Numbers 28; Psalm 72; Isaiah 19–20; 2 Peter 1
isaiah 19–20 continues the prophecies regarding Egypt/Cush. Here I shall outline the flow of thought and then draw out an important lesson for the contemporary world.
Isaiah 19 is divided into two parts. The first is poetic in form (19:1–15) and pronounces judgment on Egypt. The details are not sufficiently specific for us to be certain which historical assault on Egypt is in view. Egypt was seized by Esarhaddon (671 b.c.), Ashurbanipal (667), Nebuchadnezzar (568), Cambyses (525), and Alexander the Great (332). Probably the “cruel master” or “fierce king” (19:4) is representative of all of them. The lesson for Isaiah’s fellow citizens is the one constantly repeated in this book: do not make alliances with foreign powers; trust God alone. When God acts against Egypt, her religion will not save her (19:1–4), nor will the Nile (normally her lifeblood, 19:5–10), nor her counselors (19:11–15).
The second part of Isaiah 19 is in prose (19:16–25). The words “in that day” recur (19:16, 18, 19, 23, 24)—a sign of the collapsing of the ultimate horizon, the final day of judgment, into the impending historical horizon, much closer to the prophet’s immediate context.
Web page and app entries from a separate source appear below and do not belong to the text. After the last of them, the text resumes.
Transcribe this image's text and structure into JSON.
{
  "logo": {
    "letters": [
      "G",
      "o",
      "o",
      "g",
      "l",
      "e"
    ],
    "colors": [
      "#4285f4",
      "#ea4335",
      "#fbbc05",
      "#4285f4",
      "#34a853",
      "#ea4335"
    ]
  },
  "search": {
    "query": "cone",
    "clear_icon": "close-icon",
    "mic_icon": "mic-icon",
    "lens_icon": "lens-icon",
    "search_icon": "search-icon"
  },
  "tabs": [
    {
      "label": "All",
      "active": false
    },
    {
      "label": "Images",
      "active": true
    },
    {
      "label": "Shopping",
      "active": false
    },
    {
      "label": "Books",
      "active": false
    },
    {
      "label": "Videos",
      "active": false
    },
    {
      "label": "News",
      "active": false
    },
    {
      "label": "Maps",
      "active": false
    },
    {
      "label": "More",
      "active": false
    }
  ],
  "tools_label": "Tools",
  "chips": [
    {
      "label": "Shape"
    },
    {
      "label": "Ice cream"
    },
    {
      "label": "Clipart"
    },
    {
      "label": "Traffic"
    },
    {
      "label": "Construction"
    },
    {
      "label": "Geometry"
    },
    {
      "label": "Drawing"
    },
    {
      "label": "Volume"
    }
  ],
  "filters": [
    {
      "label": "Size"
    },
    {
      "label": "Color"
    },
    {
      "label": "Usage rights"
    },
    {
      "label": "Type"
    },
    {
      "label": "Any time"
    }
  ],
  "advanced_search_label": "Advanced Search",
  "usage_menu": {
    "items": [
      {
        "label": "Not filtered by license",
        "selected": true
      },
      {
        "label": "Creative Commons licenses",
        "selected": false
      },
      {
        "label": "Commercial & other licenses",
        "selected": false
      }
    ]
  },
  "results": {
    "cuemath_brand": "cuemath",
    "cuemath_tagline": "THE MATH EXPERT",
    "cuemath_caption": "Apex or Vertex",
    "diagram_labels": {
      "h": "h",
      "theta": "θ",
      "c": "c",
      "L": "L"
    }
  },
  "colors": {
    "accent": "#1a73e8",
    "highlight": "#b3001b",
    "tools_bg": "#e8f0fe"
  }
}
Using the categories of the day, Isaiah depicts the time when all of Egypt—even a city like Heliopolis (19:18 fn.), formerly the center of the sun-god, Ra—will come under the reign of God. And not Egypt alone: other pagan powers, here represented by Assyria, will unite in common worship of Israel’s God, and there will be peace (compare 2:2–5). Here is another adumbration of gospel power that draws in men and women from “every tribe and language and people and nation” (Rev. 5:9), in line with God’s gracious promise to Abraham (Gen. 12:3b).
The setting of Isaiah 20 is more specific: the Egyptian-backed Philistine revolt against Assyria (713–711 b.c.; cf. 14:28–31). The passage predicts the destruction of Ashdod, a major city of Philistia. During these three years, Isaiah was told by God to be dressed (or undressed!) like a captive, “stripped and barefoot” (20:2), for at least part of each day, until Ashdod fell—and then he gave a stunning interpretation of his action: he was depicting the destruction and captive status, not of Philistia but of Egypt (20:4–6). The lesson is obvious: do not trust your future to Egypt; she is a broken reed.
One lesson to learn turns on the fact that this destruction of Egypt did not take place until forty years later (671). Often we demand immediate answers from God. But God took twelve years to bring down Hitler, seventy to bring down the Russian empire, two centuries to humble the British Empire. Reflect on the implications.
 Carson, D. A. (1998). For the love of God: a daily companion for discovering the riches of God’s Word. (Vol. 2, p. 25). Wheaton, IL: Crossway Books.